*** Opening of Information given ***

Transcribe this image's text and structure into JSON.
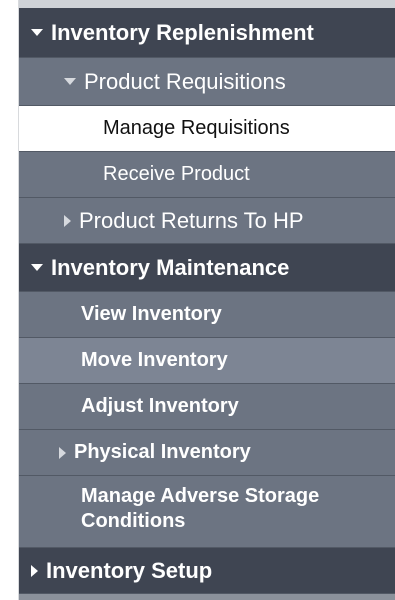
{
  "menu": {
    "inventory_replenishment": {
      "label": "Inventory Replenishment",
      "product_requisitions": {
        "label": "Product Requisitions",
        "items": [
          "Manage Requisitions",
          "Receive Product"
        ]
      },
      "product_returns": "Product Returns To HP"
    },
    "inventory_maintenance": {
      "label": "Inventory Maintenance",
      "items": [
        "View Inventory",
        "Move Inventory",
        "Adjust Inventory"
      ],
      "physical_inventory": "Physical Inventory",
      "adverse_storage": "Manage Adverse Storage Conditions"
    },
    "inventory_setup": "Inventory Setup",
    "active_item": "Manage Requisitions",
    "hovered_item": "Move Inventory"
  },
  "icons": {
    "expanded": "caret-down-icon",
    "collapsed": "caret-right-icon"
  },
  "colors": {
    "section_bg": "#3f4552",
    "item_bg": "#6c7482",
    "active_bg": "#ffffff",
    "hover_bg": "#7d8594"
  }
}
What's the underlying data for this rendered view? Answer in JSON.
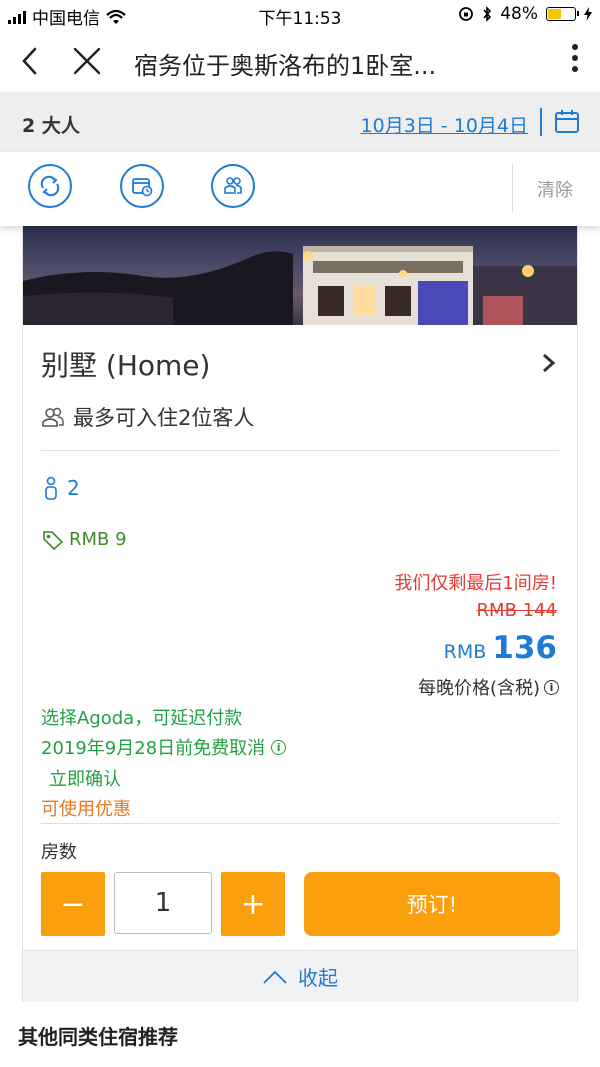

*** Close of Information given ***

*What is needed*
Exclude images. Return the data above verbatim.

*Response to the task*
Transcribe this image's text and structure into JSON.
{
  "menu": {
    "inventory_replenishment": {
      "label": "Inventory Replenishment",
      "product_requisitions": {
        "label": "Product Requisitions",
        "items": [
          "Manage Requisitions",
          "Receive Product"
        ]
      },
      "product_returns": "Product Returns To HP"
    },
    "inventory_maintenance": {
      "label": "Inventory Maintenance",
      "items": [
        "View Inventory",
        "Move Inventory",
        "Adjust Inventory"
      ],
      "physical_inventory": "Physical Inventory",
      "adverse_storage": "Manage Adverse Storage Conditions"
    },
    "inventory_setup": "Inventory Setup",
    "active_item": "Manage Requisitions",
    "hovered_item": "Move Inventory"
  },
  "icons": {
    "expanded": "caret-down-icon",
    "collapsed": "caret-right-icon"
  },
  "colors": {
    "section_bg": "#3f4552",
    "item_bg": "#6c7482",
    "active_bg": "#ffffff",
    "hover_bg": "#7d8594"
  }
}
What's the underlying data for this rendered view? Answer in JSON.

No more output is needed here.